El mundo después del covid19: ¿debemos volver a preocuparnos por las armas nucleares?

El Salto, April 9, 2020

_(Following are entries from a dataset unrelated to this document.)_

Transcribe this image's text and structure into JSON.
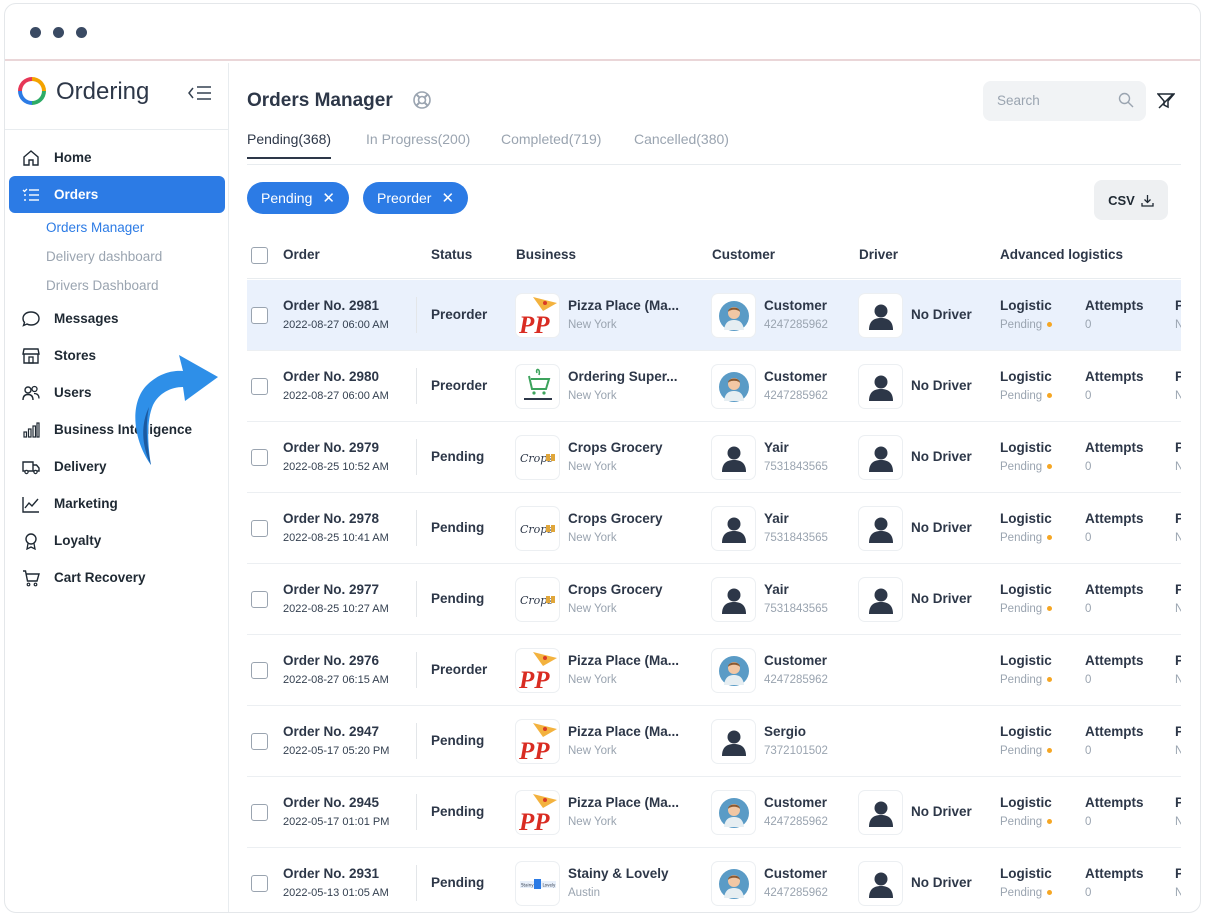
{
  "app": {
    "logo_text": "Ordering"
  },
  "sidebar": {
    "items": [
      {
        "label": "Home",
        "icon": "home-icon"
      },
      {
        "label": "Orders",
        "icon": "list-icon",
        "active": true
      },
      {
        "label": "Messages",
        "icon": "chat-icon"
      },
      {
        "label": "Stores",
        "icon": "store-icon"
      },
      {
        "label": "Users",
        "icon": "users-icon"
      },
      {
        "label": "Business Intelligence",
        "icon": "bar-chart-icon"
      },
      {
        "label": "Delivery",
        "icon": "truck-icon"
      },
      {
        "label": "Marketing",
        "icon": "trend-icon"
      },
      {
        "label": "Loyalty",
        "icon": "award-icon"
      },
      {
        "label": "Cart Recovery",
        "icon": "cart-icon"
      }
    ],
    "orders_sub": [
      "Orders Manager",
      "Delivery dashboard",
      "Drivers Dashboard"
    ]
  },
  "header": {
    "title": "Orders Manager",
    "search_placeholder": "Search"
  },
  "tabs": [
    "Pending(368)",
    "In Progress(200)",
    "Completed(719)",
    "Cancelled(380)"
  ],
  "chips": [
    "Pending",
    "Preorder"
  ],
  "csv_label": "CSV",
  "columns": [
    "Order",
    "Status",
    "Business",
    "Customer",
    "Driver",
    "Advanced logistics"
  ],
  "orders": [
    {
      "no": "Order No. 2981",
      "date": "2022-08-27 06:00 AM",
      "status": "Preorder",
      "business": "Pizza Place (Ma...",
      "city": "New York",
      "logo": "pp",
      "customer": "Customer",
      "phone": "4247285962",
      "cust_avatar": "photo",
      "driver": "No Driver",
      "logistic": "Logistic",
      "logistic_status": "Pending",
      "attempts_label": "Attempts",
      "attempts": "0",
      "pr": "Pr",
      "prv": "No"
    },
    {
      "no": "Order No. 2980",
      "date": "2022-08-27 06:00 AM",
      "status": "Preorder",
      "business": "Ordering Super...",
      "city": "New York",
      "logo": "super",
      "customer": "Customer",
      "phone": "4247285962",
      "cust_avatar": "photo",
      "driver": "No Driver",
      "logistic": "Logistic",
      "logistic_status": "Pending",
      "attempts_label": "Attempts",
      "attempts": "0",
      "pr": "Pr",
      "prv": "No"
    },
    {
      "no": "Order No. 2979",
      "date": "2022-08-25 10:52 AM",
      "status": "Pending",
      "business": "Crops Grocery",
      "city": "New York",
      "logo": "crops",
      "customer": "Yair",
      "phone": "7531843565",
      "cust_avatar": "person",
      "driver": "No Driver",
      "logistic": "Logistic",
      "logistic_status": "Pending",
      "attempts_label": "Attempts",
      "attempts": "0",
      "pr": "Pr",
      "prv": "No"
    },
    {
      "no": "Order No. 2978",
      "date": "2022-08-25 10:41 AM",
      "status": "Pending",
      "business": "Crops Grocery",
      "city": "New York",
      "logo": "crops",
      "customer": "Yair",
      "phone": "7531843565",
      "cust_avatar": "person",
      "driver": "No Driver",
      "logistic": "Logistic",
      "logistic_status": "Pending",
      "attempts_label": "Attempts",
      "attempts": "0",
      "pr": "Pr",
      "prv": "No"
    },
    {
      "no": "Order No. 2977",
      "date": "2022-08-25 10:27 AM",
      "status": "Pending",
      "business": "Crops Grocery",
      "city": "New York",
      "logo": "crops",
      "customer": "Yair",
      "phone": "7531843565",
      "cust_avatar": "person",
      "driver": "No Driver",
      "logistic": "Logistic",
      "logistic_status": "Pending",
      "attempts_label": "Attempts",
      "attempts": "0",
      "pr": "Pr",
      "prv": "No"
    },
    {
      "no": "Order No. 2976",
      "date": "2022-08-27 06:15 AM",
      "status": "Preorder",
      "business": "Pizza Place (Ma...",
      "city": "New York",
      "logo": "pp",
      "customer": "Customer",
      "phone": "4247285962",
      "cust_avatar": "photo",
      "driver": "",
      "logistic": "Logistic",
      "logistic_status": "Pending",
      "attempts_label": "Attempts",
      "attempts": "0",
      "pr": "Pr",
      "prv": "No"
    },
    {
      "no": "Order No. 2947",
      "date": "2022-05-17 05:20 PM",
      "status": "Pending",
      "business": "Pizza Place (Ma...",
      "city": "New York",
      "logo": "pp",
      "customer": "Sergio",
      "phone": "7372101502",
      "cust_avatar": "person",
      "driver": "",
      "logistic": "Logistic",
      "logistic_status": "Pending",
      "attempts_label": "Attempts",
      "attempts": "0",
      "pr": "Pr",
      "prv": "No"
    },
    {
      "no": "Order No. 2945",
      "date": "2022-05-17 01:01 PM",
      "status": "Pending",
      "business": "Pizza Place (Ma...",
      "city": "New York",
      "logo": "pp",
      "customer": "Customer",
      "phone": "4247285962",
      "cust_avatar": "photo",
      "driver": "No Driver",
      "logistic": "Logistic",
      "logistic_status": "Pending",
      "attempts_label": "Attempts",
      "attempts": "0",
      "pr": "Pr",
      "prv": "No"
    },
    {
      "no": "Order No. 2931",
      "date": "2022-05-13 01:05 AM",
      "status": "Pending",
      "business": "Stainy & Lovely",
      "city": "Austin",
      "logo": "stainy",
      "customer": "Customer",
      "phone": "4247285962",
      "cust_avatar": "photo",
      "driver": "No Driver",
      "logistic": "Logistic",
      "logistic_status": "Pending",
      "attempts_label": "Attempts",
      "attempts": "0",
      "pr": "Pr",
      "prv": "No"
    }
  ],
  "colors": {
    "accent": "#2c7be5",
    "pending_dot": "#f5a623",
    "selected_row": "#eaf1fc"
  }
}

At the end of last January, the Bulletin of the Atomic Scientists – which since 1945 has been an unavoidable reference on those scientific and security issues that technological advances have on humanity – published its Doomsday Clock 2020 Statement. In this report, the Bulletin warned that “the international security situation is now more dangerous than it has ever been, even at the height of the Cold War”. It also stressed that humanity “continues to face two simultaneous existential dangers – nuclear war and climate change – are compounded by a threat multiplier, a cyber information enabled information warfare, that undercuts society’s ability to respond.” And it underscored that the situation was aggravated “because world leaders have allowed the international political infrastructure for managing them to erode,” warning of the complete absence of plans by the United States to resume nuclear arms control talks with Russia, against which, along with China, “an bullying and derisive tone” has been adopted. (…) The Statement gained some media attention, but its implications were soon buried under the COVID-19 health emergency. However, as Noam Chomsky pointed out to DiEM25 echoing the Bulletin’s report, the coronavirus crisis will pass and, despite its “terrifying consequences”, the two most threatening challenges of our time will remain before our eyes: nuclear war and global warming. Against this backdrop, it is worth reviewing certain recent events, which seem to project scenarios that some believed to be a thing of the past, in order to reposition the disturbing nuclear threat in times of climate change.

Access the text here.